[Excerpts from an interface dataset]
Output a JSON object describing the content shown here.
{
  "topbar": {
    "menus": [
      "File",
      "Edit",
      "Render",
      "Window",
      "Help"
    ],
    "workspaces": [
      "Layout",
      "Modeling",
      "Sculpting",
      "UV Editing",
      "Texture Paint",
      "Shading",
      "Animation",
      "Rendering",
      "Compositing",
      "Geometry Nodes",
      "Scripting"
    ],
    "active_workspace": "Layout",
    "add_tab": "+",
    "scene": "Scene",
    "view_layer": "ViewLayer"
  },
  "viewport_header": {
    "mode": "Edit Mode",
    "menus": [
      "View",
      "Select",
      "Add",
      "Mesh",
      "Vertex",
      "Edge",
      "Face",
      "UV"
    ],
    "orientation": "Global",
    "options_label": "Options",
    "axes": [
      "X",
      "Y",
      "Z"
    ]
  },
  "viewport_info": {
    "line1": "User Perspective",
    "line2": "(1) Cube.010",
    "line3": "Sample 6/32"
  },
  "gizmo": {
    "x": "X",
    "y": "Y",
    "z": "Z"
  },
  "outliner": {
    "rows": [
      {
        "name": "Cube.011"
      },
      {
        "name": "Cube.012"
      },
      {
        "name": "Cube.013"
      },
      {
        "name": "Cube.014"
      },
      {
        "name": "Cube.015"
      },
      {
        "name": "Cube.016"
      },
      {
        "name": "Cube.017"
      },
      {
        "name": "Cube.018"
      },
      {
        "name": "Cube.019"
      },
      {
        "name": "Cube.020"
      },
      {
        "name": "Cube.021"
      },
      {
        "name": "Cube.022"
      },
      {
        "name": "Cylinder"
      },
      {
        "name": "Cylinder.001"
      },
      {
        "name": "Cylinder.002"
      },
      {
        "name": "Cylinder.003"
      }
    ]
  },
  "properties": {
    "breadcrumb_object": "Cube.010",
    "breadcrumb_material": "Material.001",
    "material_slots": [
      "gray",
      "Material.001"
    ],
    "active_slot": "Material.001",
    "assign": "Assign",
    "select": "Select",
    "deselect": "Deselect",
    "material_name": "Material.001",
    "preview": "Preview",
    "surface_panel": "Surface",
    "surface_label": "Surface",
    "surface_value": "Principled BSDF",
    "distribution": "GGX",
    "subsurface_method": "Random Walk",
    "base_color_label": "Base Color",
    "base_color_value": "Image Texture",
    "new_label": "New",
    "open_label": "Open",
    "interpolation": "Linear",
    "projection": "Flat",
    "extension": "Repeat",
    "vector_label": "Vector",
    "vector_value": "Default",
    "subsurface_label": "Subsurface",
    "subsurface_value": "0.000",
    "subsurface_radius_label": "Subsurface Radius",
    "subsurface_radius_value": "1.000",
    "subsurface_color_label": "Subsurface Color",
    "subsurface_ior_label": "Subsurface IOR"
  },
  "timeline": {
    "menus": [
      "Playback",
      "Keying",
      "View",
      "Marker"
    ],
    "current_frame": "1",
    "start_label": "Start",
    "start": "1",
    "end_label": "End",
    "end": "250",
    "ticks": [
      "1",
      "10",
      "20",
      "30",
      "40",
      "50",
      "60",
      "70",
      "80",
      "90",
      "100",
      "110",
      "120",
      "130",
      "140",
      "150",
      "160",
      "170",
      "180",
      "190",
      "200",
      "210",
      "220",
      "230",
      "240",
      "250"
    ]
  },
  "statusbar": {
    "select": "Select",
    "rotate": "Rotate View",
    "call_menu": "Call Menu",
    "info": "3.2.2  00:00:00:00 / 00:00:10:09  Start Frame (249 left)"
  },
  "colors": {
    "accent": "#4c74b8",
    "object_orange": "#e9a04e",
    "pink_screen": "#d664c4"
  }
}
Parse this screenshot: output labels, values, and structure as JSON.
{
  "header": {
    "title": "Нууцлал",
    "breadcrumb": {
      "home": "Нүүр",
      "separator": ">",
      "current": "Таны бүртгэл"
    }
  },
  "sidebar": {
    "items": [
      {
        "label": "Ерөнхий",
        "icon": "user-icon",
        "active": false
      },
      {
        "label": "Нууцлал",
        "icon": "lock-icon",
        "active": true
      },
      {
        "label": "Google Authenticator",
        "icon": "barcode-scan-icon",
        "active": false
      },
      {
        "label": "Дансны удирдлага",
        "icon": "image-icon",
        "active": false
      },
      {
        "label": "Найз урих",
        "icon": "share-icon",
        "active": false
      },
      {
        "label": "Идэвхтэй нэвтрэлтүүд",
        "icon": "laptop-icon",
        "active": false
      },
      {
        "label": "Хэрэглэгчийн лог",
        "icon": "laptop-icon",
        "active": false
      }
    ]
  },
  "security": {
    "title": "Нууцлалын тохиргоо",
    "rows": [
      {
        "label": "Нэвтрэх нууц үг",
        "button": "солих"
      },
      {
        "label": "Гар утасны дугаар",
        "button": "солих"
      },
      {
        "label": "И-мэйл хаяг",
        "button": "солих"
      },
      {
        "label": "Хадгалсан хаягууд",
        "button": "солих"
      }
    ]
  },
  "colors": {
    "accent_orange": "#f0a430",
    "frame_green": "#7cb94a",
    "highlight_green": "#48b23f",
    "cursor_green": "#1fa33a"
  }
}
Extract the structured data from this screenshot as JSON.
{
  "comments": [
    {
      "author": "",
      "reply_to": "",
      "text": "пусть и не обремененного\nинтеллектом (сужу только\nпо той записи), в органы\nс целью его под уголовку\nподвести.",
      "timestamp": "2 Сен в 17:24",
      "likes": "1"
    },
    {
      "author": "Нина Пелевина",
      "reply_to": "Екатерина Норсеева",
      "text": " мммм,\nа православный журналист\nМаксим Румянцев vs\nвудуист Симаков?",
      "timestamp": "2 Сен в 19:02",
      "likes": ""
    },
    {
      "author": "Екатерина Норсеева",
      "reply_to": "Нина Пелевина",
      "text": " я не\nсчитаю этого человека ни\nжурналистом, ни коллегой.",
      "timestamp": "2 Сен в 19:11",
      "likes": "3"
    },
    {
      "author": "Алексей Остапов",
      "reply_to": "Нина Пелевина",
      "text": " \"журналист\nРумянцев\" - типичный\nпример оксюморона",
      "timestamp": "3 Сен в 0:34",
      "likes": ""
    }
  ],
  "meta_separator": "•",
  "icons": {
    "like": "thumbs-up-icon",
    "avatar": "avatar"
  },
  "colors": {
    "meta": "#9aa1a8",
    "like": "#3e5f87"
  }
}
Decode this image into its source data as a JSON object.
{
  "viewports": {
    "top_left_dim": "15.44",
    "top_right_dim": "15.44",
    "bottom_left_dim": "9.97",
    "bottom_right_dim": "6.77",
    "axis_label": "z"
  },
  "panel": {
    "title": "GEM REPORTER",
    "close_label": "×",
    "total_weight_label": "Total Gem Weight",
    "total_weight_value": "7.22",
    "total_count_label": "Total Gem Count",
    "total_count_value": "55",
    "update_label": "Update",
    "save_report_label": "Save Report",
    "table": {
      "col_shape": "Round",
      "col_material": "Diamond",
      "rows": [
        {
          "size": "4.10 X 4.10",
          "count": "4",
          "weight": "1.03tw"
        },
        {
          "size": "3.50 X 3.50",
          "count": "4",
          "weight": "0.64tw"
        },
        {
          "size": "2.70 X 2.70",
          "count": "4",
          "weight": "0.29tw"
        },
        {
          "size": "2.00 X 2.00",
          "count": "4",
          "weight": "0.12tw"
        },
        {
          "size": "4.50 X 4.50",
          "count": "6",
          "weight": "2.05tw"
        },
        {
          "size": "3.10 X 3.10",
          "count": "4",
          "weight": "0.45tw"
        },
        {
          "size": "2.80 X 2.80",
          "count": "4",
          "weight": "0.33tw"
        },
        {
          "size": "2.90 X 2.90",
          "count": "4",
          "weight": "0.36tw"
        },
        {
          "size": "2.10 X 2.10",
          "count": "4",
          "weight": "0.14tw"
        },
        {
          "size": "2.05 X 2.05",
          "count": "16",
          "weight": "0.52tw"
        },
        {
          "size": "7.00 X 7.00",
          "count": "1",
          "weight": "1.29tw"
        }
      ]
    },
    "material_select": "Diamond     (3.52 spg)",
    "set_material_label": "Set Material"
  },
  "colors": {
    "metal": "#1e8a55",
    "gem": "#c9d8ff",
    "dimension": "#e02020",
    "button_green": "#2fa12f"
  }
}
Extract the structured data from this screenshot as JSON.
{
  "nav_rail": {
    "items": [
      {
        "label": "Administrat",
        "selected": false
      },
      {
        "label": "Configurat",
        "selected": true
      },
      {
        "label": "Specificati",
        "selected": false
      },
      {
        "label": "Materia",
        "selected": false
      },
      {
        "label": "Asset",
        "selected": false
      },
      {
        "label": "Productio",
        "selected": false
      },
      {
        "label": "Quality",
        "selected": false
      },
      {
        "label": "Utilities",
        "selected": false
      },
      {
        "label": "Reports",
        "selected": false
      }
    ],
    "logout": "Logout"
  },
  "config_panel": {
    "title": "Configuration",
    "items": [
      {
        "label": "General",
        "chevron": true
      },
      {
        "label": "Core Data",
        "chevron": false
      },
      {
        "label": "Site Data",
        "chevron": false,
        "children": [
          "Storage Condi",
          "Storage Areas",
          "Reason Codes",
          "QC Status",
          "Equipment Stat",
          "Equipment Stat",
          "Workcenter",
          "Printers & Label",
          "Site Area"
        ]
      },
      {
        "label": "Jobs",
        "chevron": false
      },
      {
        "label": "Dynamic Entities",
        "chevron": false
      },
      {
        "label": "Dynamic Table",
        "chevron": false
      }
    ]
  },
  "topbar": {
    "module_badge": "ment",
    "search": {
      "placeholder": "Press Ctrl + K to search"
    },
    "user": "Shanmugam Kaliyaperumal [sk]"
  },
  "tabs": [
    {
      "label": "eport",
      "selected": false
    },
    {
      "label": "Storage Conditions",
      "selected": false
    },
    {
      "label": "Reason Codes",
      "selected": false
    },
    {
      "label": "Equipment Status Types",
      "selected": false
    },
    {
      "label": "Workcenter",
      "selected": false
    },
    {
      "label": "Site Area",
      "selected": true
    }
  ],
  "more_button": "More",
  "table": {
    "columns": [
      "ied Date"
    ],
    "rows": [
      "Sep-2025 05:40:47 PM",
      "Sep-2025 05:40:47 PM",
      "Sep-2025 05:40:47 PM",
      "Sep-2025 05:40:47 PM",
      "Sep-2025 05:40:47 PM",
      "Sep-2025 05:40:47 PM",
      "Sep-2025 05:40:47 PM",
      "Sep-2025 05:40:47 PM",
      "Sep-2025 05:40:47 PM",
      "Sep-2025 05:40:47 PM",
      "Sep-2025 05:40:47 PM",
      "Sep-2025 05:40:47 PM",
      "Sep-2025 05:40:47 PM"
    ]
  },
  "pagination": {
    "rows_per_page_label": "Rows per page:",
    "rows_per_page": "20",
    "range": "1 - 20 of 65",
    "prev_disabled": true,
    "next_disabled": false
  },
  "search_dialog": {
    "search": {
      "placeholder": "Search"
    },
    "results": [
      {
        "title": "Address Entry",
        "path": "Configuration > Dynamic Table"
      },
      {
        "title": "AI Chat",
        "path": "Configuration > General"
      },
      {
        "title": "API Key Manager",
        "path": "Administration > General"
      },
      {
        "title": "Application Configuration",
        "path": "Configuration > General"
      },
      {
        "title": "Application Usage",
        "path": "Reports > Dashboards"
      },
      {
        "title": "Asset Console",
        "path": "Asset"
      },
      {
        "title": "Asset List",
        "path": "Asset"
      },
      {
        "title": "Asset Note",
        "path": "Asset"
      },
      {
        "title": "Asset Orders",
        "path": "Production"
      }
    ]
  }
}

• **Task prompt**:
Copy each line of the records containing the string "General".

• **Result of this exercise**:
        "label": "General",
        "path": "Configuration > General"
        "path": "Administration > General"
        "path": "Configuration > General"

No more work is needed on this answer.